[Records from a data source]

---+---

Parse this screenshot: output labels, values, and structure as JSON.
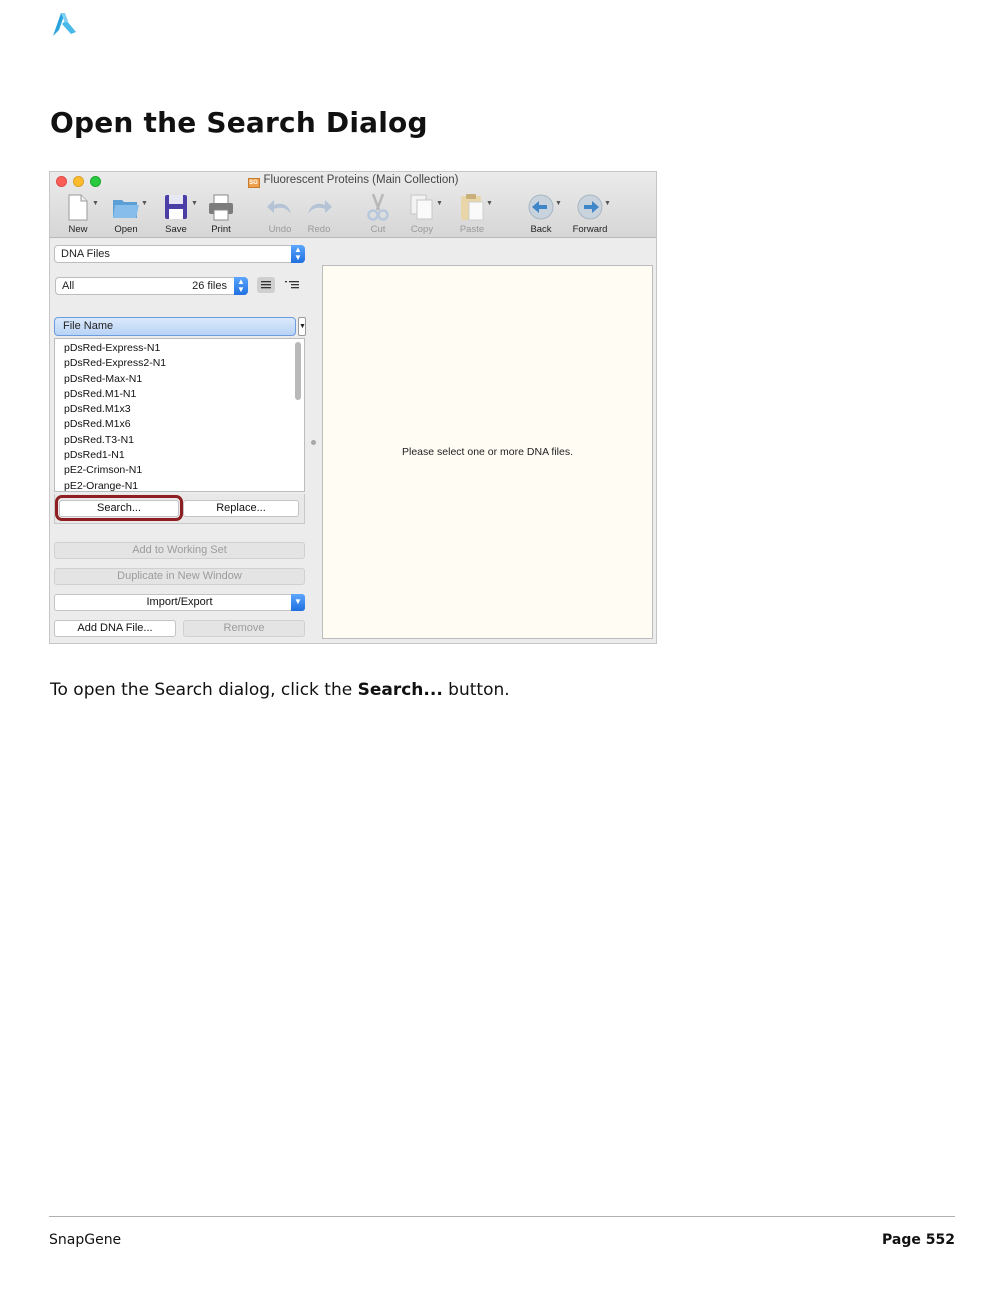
{
  "page": {
    "title": "Open the Search Dialog",
    "instruction_before": "To open the Search dialog, click the ",
    "instruction_bold": "Search...",
    "instruction_after": " button.",
    "footer_left": "SnapGene",
    "footer_right": "Page 552"
  },
  "window": {
    "title": "Fluorescent Proteins  (Main Collection)",
    "doc_badge": "SG",
    "toolbar": [
      {
        "label": "New",
        "icon": "new-document-icon",
        "enabled": true
      },
      {
        "label": "Open",
        "icon": "folder-icon",
        "enabled": true
      },
      {
        "label": "Save",
        "icon": "floppy-disk-icon",
        "enabled": true
      },
      {
        "label": "Print",
        "icon": "printer-icon",
        "enabled": true
      },
      {
        "label": "Undo",
        "icon": "undo-arrow-icon",
        "enabled": false
      },
      {
        "label": "Redo",
        "icon": "redo-arrow-icon",
        "enabled": false
      },
      {
        "label": "Cut",
        "icon": "scissors-icon",
        "enabled": false
      },
      {
        "label": "Copy",
        "icon": "copy-icon",
        "enabled": false
      },
      {
        "label": "Paste",
        "icon": "clipboard-icon",
        "enabled": false
      },
      {
        "label": "Back",
        "icon": "back-arrow-icon",
        "enabled": true
      },
      {
        "label": "Forward",
        "icon": "forward-arrow-icon",
        "enabled": true
      }
    ],
    "file_type_select": "DNA Files",
    "filter_select": "All",
    "file_count": "26 files",
    "column_header": "File Name",
    "files": [
      "pDsRed-Express-N1",
      "pDsRed-Express2-N1",
      "pDsRed-Max-N1",
      "pDsRed.M1-N1",
      "pDsRed.M1x3",
      "pDsRed.M1x6",
      "pDsRed.T3-N1",
      "pDsRed1-N1",
      "pE2-Crimson-N1",
      "pE2-Orange-N1"
    ],
    "search_button": "Search...",
    "replace_button": "Replace...",
    "add_to_working_set": "Add to Working Set",
    "duplicate_button": "Duplicate in New Window",
    "import_export": "Import/Export",
    "add_dna_file": "Add DNA File...",
    "remove_button": "Remove",
    "main_message": "Please select one or more DNA files."
  },
  "colors": {
    "highlight_ring": "#8d1f22",
    "main_pane_bg": "#fffcf4",
    "accent_blue": "#1f6fe0"
  }
}
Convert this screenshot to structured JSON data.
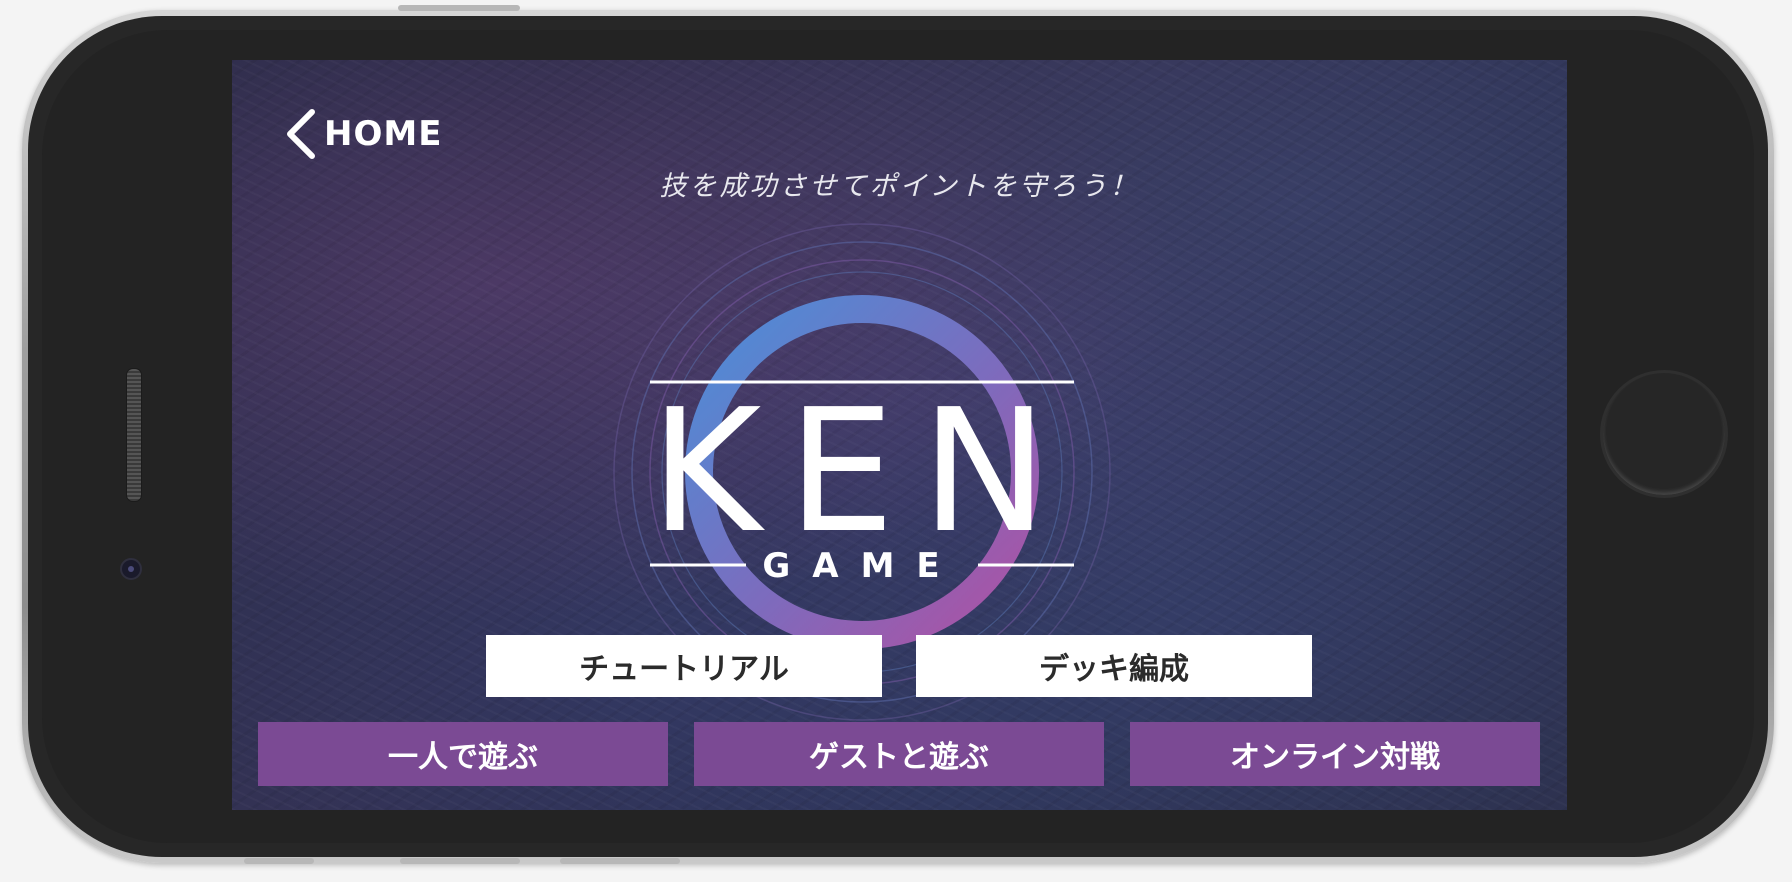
{
  "nav": {
    "back_label": "HOME"
  },
  "hero": {
    "tagline": "技を成功させてポイントを守ろう！",
    "logo_title": "KEN",
    "logo_subtitle": "GAME"
  },
  "menu": {
    "secondary": [
      {
        "label": "チュートリアル"
      },
      {
        "label": "デッキ編成"
      }
    ],
    "primary": [
      {
        "label": "一人で遊ぶ"
      },
      {
        "label": "ゲストと遊ぶ"
      },
      {
        "label": "オンライン対戦"
      }
    ]
  },
  "colors": {
    "primary_button": "#7b4a94",
    "secondary_button": "#ffffff",
    "ring_start": "#4a8fd8",
    "ring_end": "#a24fa6"
  },
  "icons": {
    "back": "chevron-left-icon"
  }
}
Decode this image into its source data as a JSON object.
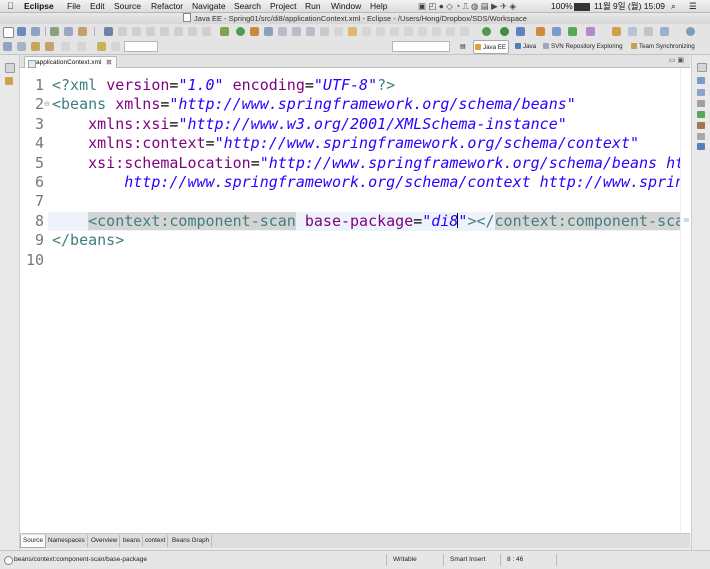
{
  "menubar": {
    "apple": "",
    "app_name": "Eclipse",
    "items": [
      "File",
      "Edit",
      "Source",
      "Refactor",
      "Navigate",
      "Search",
      "Project",
      "Run",
      "Window",
      "Help"
    ],
    "battery": "100%",
    "datetime": "11월 9일 (월)  15:09"
  },
  "window": {
    "title": "Java EE - Spring01/src/di8/applicationContext.xml - Eclipse - /Users/Hong/Dropbox/SDS/Workspace"
  },
  "perspectives": [
    {
      "label": "Java EE",
      "active": true
    },
    {
      "label": "Java",
      "active": false
    },
    {
      "label": "SVN Repository Exploring",
      "active": false
    },
    {
      "label": "Team Synchronizing",
      "active": false
    }
  ],
  "editor": {
    "tab_label": "applicationContext.xml",
    "tab_close": "⊠",
    "line_numbers": [
      "1",
      "2",
      "3",
      "4",
      "5",
      "6",
      "7",
      "8",
      "9",
      "10"
    ],
    "lines": {
      "l1": {
        "a": "<?xml ",
        "b": "version",
        "c": "=",
        "d": "\"1.0\"",
        "e": " ",
        "f": "encoding",
        "g": "=",
        "h": "\"UTF-8\"",
        "i": "?>"
      },
      "l2": {
        "a": "<beans ",
        "b": "xmlns",
        "c": "=",
        "d": "\"http://www.springframework.org/schema/beans\""
      },
      "l3": {
        "a": "    ",
        "b": "xmlns:xsi",
        "c": "=",
        "d": "\"http://www.w3.org/2001/XMLSchema-instance\""
      },
      "l4": {
        "a": "    ",
        "b": "xmlns:context",
        "c": "=",
        "d": "\"http://www.springframework.org/schema/context\""
      },
      "l5": {
        "a": "    ",
        "b": "xsi:schemaLocation",
        "c": "=",
        "d": "\"http://www.springframework.org/schema/beans http://www.springframework.org/schema/beans/spring-beans.xsd"
      },
      "l6": {
        "a": "        ",
        "d": "http://www.springframework.org/schema/context http://www.springframework.org/schema/context/spring-context.xsd\">"
      },
      "l8": {
        "a": "    ",
        "b": "<context:component-scan",
        "c": " ",
        "d": "base-package",
        "e": "=",
        "f": "\"di8",
        "g": "\"",
        "h": "></",
        "i": "context:component-scan",
        "j": ">"
      },
      "l9": {
        "a": "</beans>"
      }
    }
  },
  "bottom_tabs": [
    "Source",
    "Namespaces",
    "Overview",
    "beans",
    "context",
    "Beans Graph"
  ],
  "status": {
    "path": "beans/context:component-scan/base-package",
    "mode": "Writable",
    "insert": "Smart Insert",
    "position": "8 : 46"
  }
}
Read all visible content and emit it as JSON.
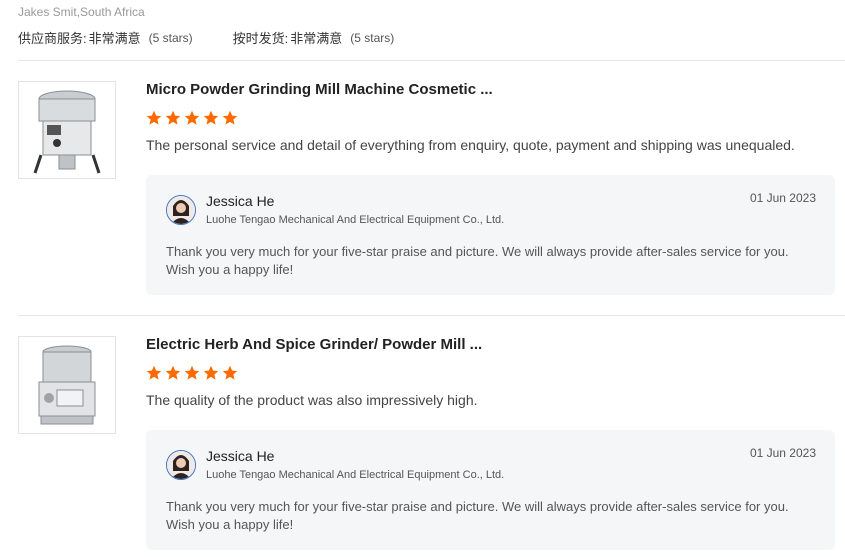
{
  "reviewer": {
    "name_location": "Jakes Smit,South Africa"
  },
  "ratings": [
    {
      "label": "供应商服务:",
      "value": "非常满意",
      "stars_text": "(5 stars)"
    },
    {
      "label": "按时发货:",
      "value": "非常满意",
      "stars_text": "(5 stars)"
    }
  ],
  "colors": {
    "star": "#ff6a00",
    "reply_bg": "#f5f6f7",
    "divider": "#e6e6e6"
  },
  "reviews": [
    {
      "product_title": "Micro Powder Grinding Mill Machine Cosmetic ...",
      "rating_stars": 5,
      "text": "The personal service and detail of everything from enquiry, quote, payment and shipping was unequaled.",
      "reply": {
        "name": "Jessica He",
        "company": "Luohe Tengao Mechanical And Electrical Equipment Co., Ltd.",
        "date": "01 Jun 2023",
        "text": "Thank you very much for your five-star praise and picture.  We will always provide after-sales service for you. Wish you a happy life!"
      }
    },
    {
      "product_title": "Electric Herb And Spice Grinder/ Powder Mill ...",
      "rating_stars": 5,
      "text": "The quality of the product was also impressively high.",
      "reply": {
        "name": "Jessica He",
        "company": "Luohe Tengao Mechanical And Electrical Equipment Co., Ltd.",
        "date": "01 Jun 2023",
        "text": "Thank you very much for your five-star praise and picture.  We will always provide after-sales service for you. Wish you a happy life!"
      }
    }
  ]
}
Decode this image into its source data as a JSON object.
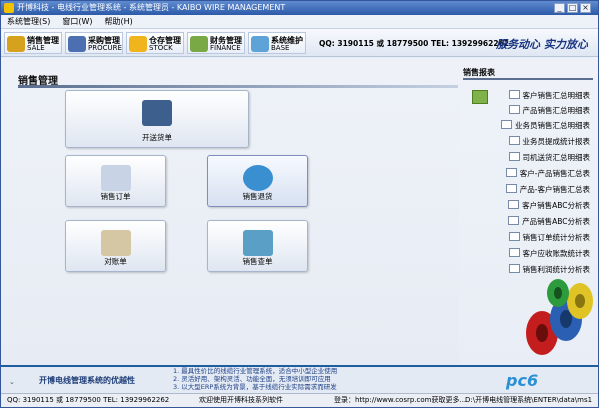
{
  "window": {
    "title": "开博科技 - 电线行业管理系统 - 系统管理员 - KAIBO WIRE MANAGEMENT"
  },
  "menu": [
    "系统管理(S)",
    "窗口(W)",
    "帮助(H)"
  ],
  "toolbar": {
    "items": [
      {
        "cn": "销售管理",
        "en": "SALE",
        "icon": "scales-icon",
        "color": "#d6a11c"
      },
      {
        "cn": "采购管理",
        "en": "PROCURE",
        "icon": "cash-register-icon",
        "color": "#4c6fb2"
      },
      {
        "cn": "仓存管理",
        "en": "STOCK",
        "icon": "warehouse-icon",
        "color": "#f0b51d"
      },
      {
        "cn": "财务管理",
        "en": "FINANCE",
        "icon": "calculator-icon",
        "color": "#78a944"
      },
      {
        "cn": "系统维护",
        "en": "BASE",
        "icon": "computer-icon",
        "color": "#5ea3d8"
      }
    ],
    "phones": "QQ: 3190115 或 18779500  TEL: 13929962262",
    "slogan": "服务动心 实力放心"
  },
  "main": {
    "title": "销售管理",
    "tiles": [
      {
        "label": "开送货单",
        "icon": "truck-icon",
        "color": "#3d5f8e"
      },
      {
        "label": "销售订单",
        "icon": "document-icon",
        "color": "#c8d4e6"
      },
      {
        "label": "销售退货",
        "icon": "globe-icon",
        "color": "#3a8fd0"
      },
      {
        "label": "对账单",
        "icon": "check-paper-icon",
        "color": "#d6c7a4"
      },
      {
        "label": "销售查单",
        "icon": "magnifier-icon",
        "color": "#5aa0c6"
      }
    ]
  },
  "reports": {
    "title": "销售报表",
    "items": [
      "客户销售汇总明细表",
      "产品销售汇总明细表",
      "业务员销售汇总明细表",
      "业务员提成统计报表",
      "司机送货汇总明细表",
      "客户-产品销售汇总表",
      "产品-客户销售汇总表",
      "客户销售ABC分析表",
      "产品销售ABC分析表",
      "销售订单统计分析表",
      "客户应收账款统计表",
      "销售利润统计分析表"
    ]
  },
  "banner": {
    "title": "开博电线管理系统的优越性",
    "points": [
      "1. 最具性价比的线缆行业管理系统，适合中小型企业使用",
      "2. 灵活好用、架构灵活、功能全面，无须培训即可应用",
      "3. 以大型ERP系统为背景，基于线缆行业实际需求而研发"
    ],
    "logo": "pc6"
  },
  "status": {
    "contact": "QQ: 3190115 或 18779500  TEL: 13929962262",
    "welcome": "欢迎使用开博科技系列软件",
    "login": "登录：http://www.cosrp.com获取更多...",
    "path": "D:\\开博电线管理系统\\ENTER\\data\\ms1"
  }
}
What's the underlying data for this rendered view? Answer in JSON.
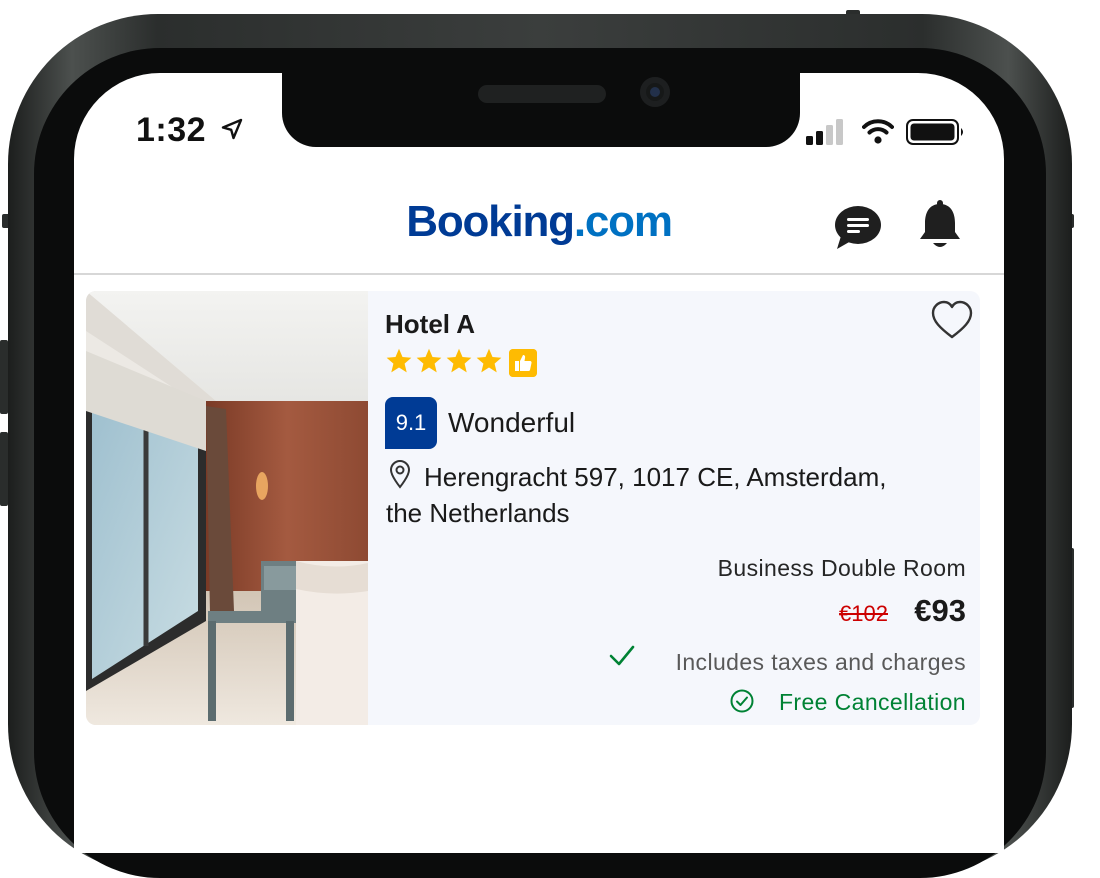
{
  "status_bar": {
    "time": "1:32"
  },
  "header": {
    "logo_part1": "Booking",
    "logo_part2": ".com",
    "chat_icon": "chat-bubble-icon",
    "bell_icon": "bell-icon"
  },
  "hotel": {
    "name": "Hotel A",
    "stars": 4,
    "score": "9.1",
    "score_label": "Wonderful",
    "address": "Herengracht 597, 1017 CE, Amsterdam, the Netherlands",
    "room_type": "Business Double Room",
    "old_price": "€102",
    "price": "€93",
    "taxes_note": "Includes taxes and charges",
    "cancellation": "Free Cancellation"
  },
  "colors": {
    "brand_dark": "#003b95",
    "brand_light": "#0071c2",
    "star": "#febb02",
    "price_old": "#cc0000",
    "success": "#008234"
  }
}
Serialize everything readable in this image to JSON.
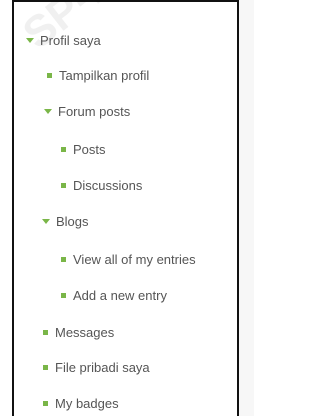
{
  "watermark": "SP-PK",
  "menu": {
    "profile": "Profil saya",
    "view_profile": "Tampilkan profil",
    "forum_posts": "Forum posts",
    "posts": "Posts",
    "discussions": "Discussions",
    "blogs": "Blogs",
    "view_entries": "View all of my entries",
    "add_entry": "Add a new entry",
    "messages": "Messages",
    "private_files": "File pribadi saya",
    "badges": "My badges"
  },
  "colors": {
    "bullet": "#7ab648",
    "text": "#555555"
  }
}
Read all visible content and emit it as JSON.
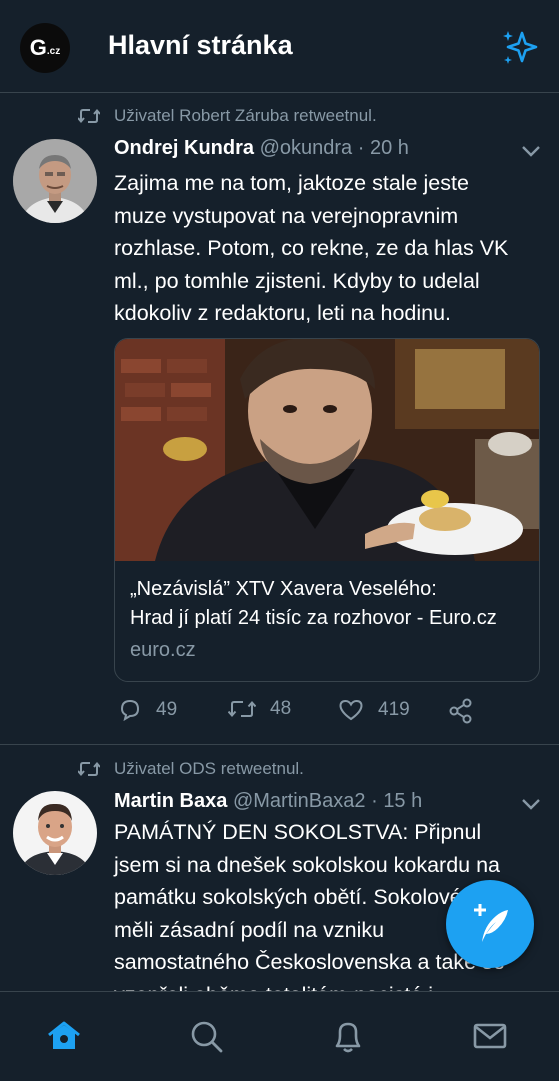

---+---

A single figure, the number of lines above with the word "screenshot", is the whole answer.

2